Without going into spoilers, what becomes obvious from the book, is that Adamson was a complex, contradictory man, both petty and magnanimous, outgoing and shy, etc etc . Basically he was just a normal guy then. The contradiction being, of course, that the man whose catchphrase was "stay alive" killed himself, and not by drunken accident either, the book makes this clear, it was rather shocking.
Without any contributions from members of either band (Skids or BC) - because they are holding out for their own official books, then there's nothing here that probably can't be found on the internet. But Mr Glenn somehow manages to pull together a coherent book. Definitely worth the money, even if only because there are absolutely no other books on Stuart Adamson.
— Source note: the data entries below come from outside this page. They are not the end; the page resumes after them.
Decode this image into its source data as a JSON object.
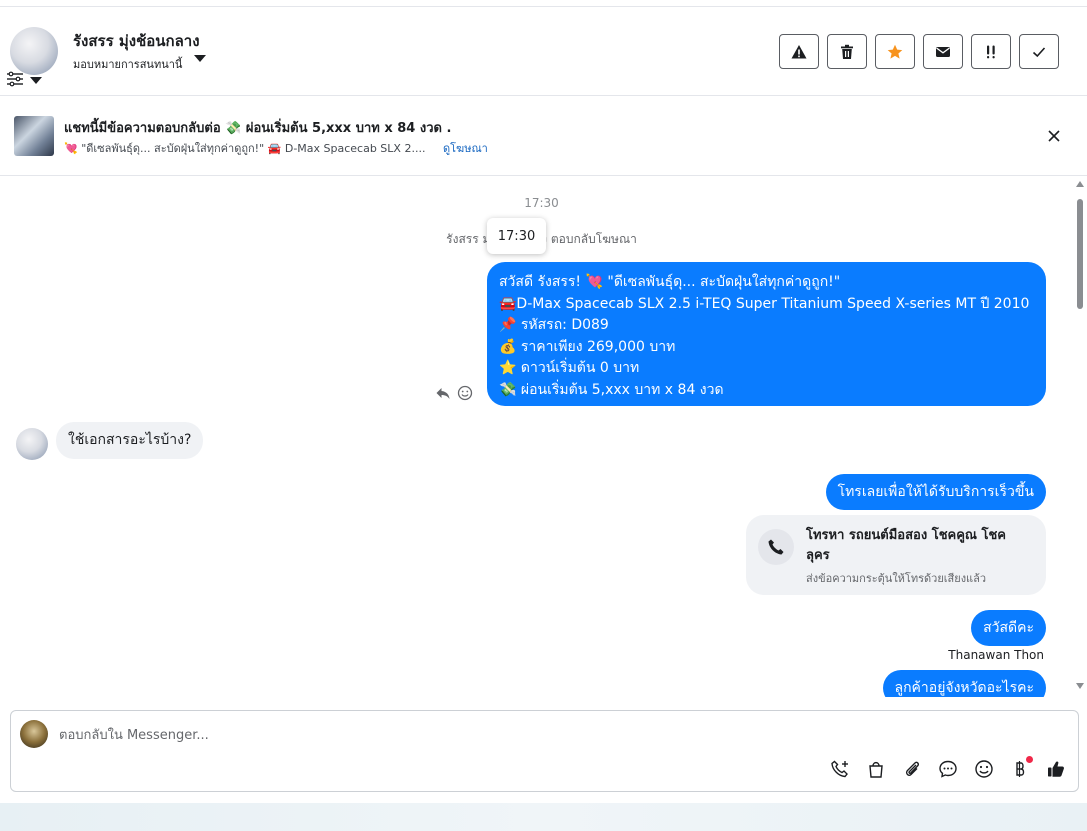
{
  "header": {
    "contact_name": "รังสรร มุ่งช้อนกลาง",
    "assign_label": "มอบหมายการสนทนานี้",
    "actions": [
      {
        "icon": "warning-icon",
        "name": "report-spam-button"
      },
      {
        "icon": "trash-icon",
        "name": "delete-button"
      },
      {
        "icon": "star-icon",
        "name": "star-button",
        "color": "#f7931e"
      },
      {
        "icon": "envelope-icon",
        "name": "mark-unread-button"
      },
      {
        "icon": "follow-up-icon",
        "name": "follow-up-button"
      },
      {
        "icon": "check-icon",
        "name": "mark-done-button"
      }
    ]
  },
  "ad_banner": {
    "title": "แชทนี้มีข้อความตอบกลับต่อ 💸 ผ่อนเริ่มต้น 5,xxx บาท x 84 งวด .",
    "snippet": "💘 \"ดีเซลพันธุ์ดุ... สะบัดฝุ่นใส่ทุกค่าดูถูก!\" 🚘 D-Max Spacecab SLX 2....",
    "view_ad_link": "ดูโฆษณา"
  },
  "chat": {
    "timestamp": "17:30",
    "tooltip_time": "17:30",
    "system_message": "รังสรร มุ่งช้อนกลาง ตอบกลับโฆษณา",
    "outgoing_ad_message_lines": [
      "สวัสดี รังสรร! 💘 \"ดีเซลพันธุ์ดุ... สะบัดฝุ่นใส่ทุกค่าดูถูก!\"",
      "🚘D-Max Spacecab SLX 2.5 i-TEQ Super Titanium Speed X-series MT ปี 2010",
      "📌 รหัสรถ: D089",
      "💰 ราคาเพียง 269,000 บาท",
      "⭐ ดาวน์เริ่มต้น 0 บาท",
      "💸 ผ่อนเริ่มต้น 5,xxx บาท x 84 งวด"
    ],
    "incoming_message": "ใช้เอกสารอะไรบ้าง?",
    "outgoing_call_prompt": "โทรเลยเพื่อให้ได้รับบริการเร็วขึ้น",
    "call_card": {
      "title": "โทรหา รถยนต์มือสอง โชคคูณ โชค ลุคร",
      "subtitle": "ส่งข้อความกระตุ้นให้โทรด้วยเสียงแล้ว"
    },
    "outgoing_greeting": "สวัสดีคะ",
    "sender_name": "Thanawan Thon",
    "outgoing_province_question": "ลูกค้าอยู่จังหวัดอะไรคะ"
  },
  "composer": {
    "placeholder": "ตอบกลับใน Messenger...",
    "tools": [
      "phone-plus-icon",
      "shopping-bag-icon",
      "paperclip-icon",
      "saved-reply-icon",
      "emoji-icon",
      "baht-icon",
      "thumbs-up-icon"
    ]
  },
  "colors": {
    "outgoing_bubble": "#0a7cff",
    "incoming_bubble": "#f0f2f5",
    "link": "#1565c0",
    "star": "#f7931e",
    "notification_dot": "#f02849"
  }
}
on 17 April 2014
The first album I bought was "Scared To Dance" and the first gig I went to was Big Country in 1985 so I feel that Stuart Adamson has been key to my musical education (and continuing journey !). This book gives a fantastic insight into Stuart tried to remain grounded whilst in the rock and roll machine but ultimately struggled to deal with his personal demons. Highly recommend !
'Stuart Adamson : In A Big Country' charts the rise of his career, from the beginning with Skids to his heyday as the lead man of Big Country.
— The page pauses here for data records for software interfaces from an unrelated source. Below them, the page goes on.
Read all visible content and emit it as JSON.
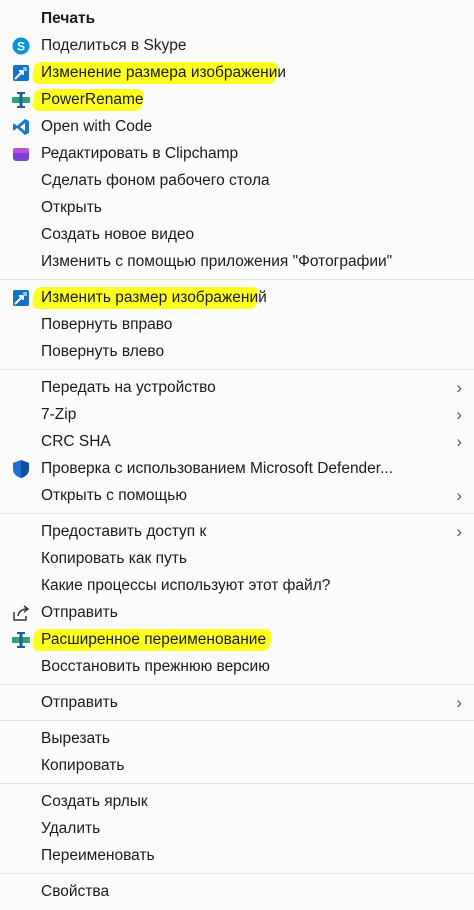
{
  "menu": {
    "groups": [
      {
        "items": [
          {
            "label": "Печать",
            "icon": "none",
            "bold": true
          },
          {
            "label": "Поделиться в Skype",
            "icon": "skype-icon"
          },
          {
            "label": "Изменение размера изображении",
            "icon": "image-resize-icon",
            "highlighted": true
          },
          {
            "label": "PowerRename",
            "icon": "powerrename-icon",
            "highlighted": true
          },
          {
            "label": "Open with Code",
            "icon": "vscode-icon"
          },
          {
            "label": "Редактировать в Clipchamp",
            "icon": "clipchamp-icon"
          },
          {
            "label": "Сделать фоном рабочего стола",
            "icon": "none"
          },
          {
            "label": "Открыть",
            "icon": "none"
          },
          {
            "label": "Создать новое видео",
            "icon": "none"
          },
          {
            "label": "Изменить с помощью приложения \"Фотографии\"",
            "icon": "none"
          }
        ]
      },
      {
        "items": [
          {
            "label": "Изменить размер изображений",
            "icon": "image-resize-icon",
            "highlighted": true
          },
          {
            "label": "Повернуть вправо",
            "icon": "none"
          },
          {
            "label": "Повернуть влево",
            "icon": "none"
          }
        ]
      },
      {
        "items": [
          {
            "label": "Передать на устройство",
            "icon": "none",
            "submenu": true
          },
          {
            "label": "7-Zip",
            "icon": "none",
            "submenu": true
          },
          {
            "label": "CRC SHA",
            "icon": "none",
            "submenu": true
          },
          {
            "label": "Проверка с использованием Microsoft Defender...",
            "icon": "defender-shield-icon"
          },
          {
            "label": "Открыть с помощью",
            "icon": "none",
            "submenu": true
          }
        ]
      },
      {
        "items": [
          {
            "label": "Предоставить доступ к",
            "icon": "none",
            "submenu": true
          },
          {
            "label": "Копировать как путь",
            "icon": "none"
          },
          {
            "label": "Какие процессы используют этот файл?",
            "icon": "none"
          },
          {
            "label": "Отправить",
            "icon": "share-icon"
          },
          {
            "label": "Расширенное переименование",
            "icon": "powerrename-icon",
            "highlighted": true
          },
          {
            "label": "Восстановить прежнюю версию",
            "icon": "none"
          }
        ]
      },
      {
        "items": [
          {
            "label": "Отправить",
            "icon": "none",
            "submenu": true
          }
        ]
      },
      {
        "items": [
          {
            "label": "Вырезать",
            "icon": "none"
          },
          {
            "label": "Копировать",
            "icon": "none"
          }
        ]
      },
      {
        "items": [
          {
            "label": "Создать ярлык",
            "icon": "none"
          },
          {
            "label": "Удалить",
            "icon": "none"
          },
          {
            "label": "Переименовать",
            "icon": "none"
          }
        ]
      },
      {
        "items": [
          {
            "label": "Свойства",
            "icon": "none"
          }
        ]
      }
    ],
    "chevron": "›",
    "highlight_color": "#ffff1f"
  }
}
This is more of a biography of Stuart's music, than of his life and details in detail the rise of Skids and the world-wide success of Big Country.
Stuart Adamson was one of the most respected guitarists in rock and Big Country were one of the most successful bands of the 80s. With fans including U2, Simple Minds and The Manic Street Preachers.
Stuart Adamson was an intense man, who loved music, Scotland and football. His morals and beliefs often lead to him leaving the music scene, only to reappear a few months later. During the height of his career he played venues all over the world with some of the greatest rock stars of all time.
It is clear though, from this book, that underneath the glamour there was a guy with alot of issues - he married twice and finally gave up the rock star life to live in Nashville.
As a massive Stuart Adamson fan, I found this book an excellent read - bringing back many memories and also learning things about Stuart and the band that I was not aware of.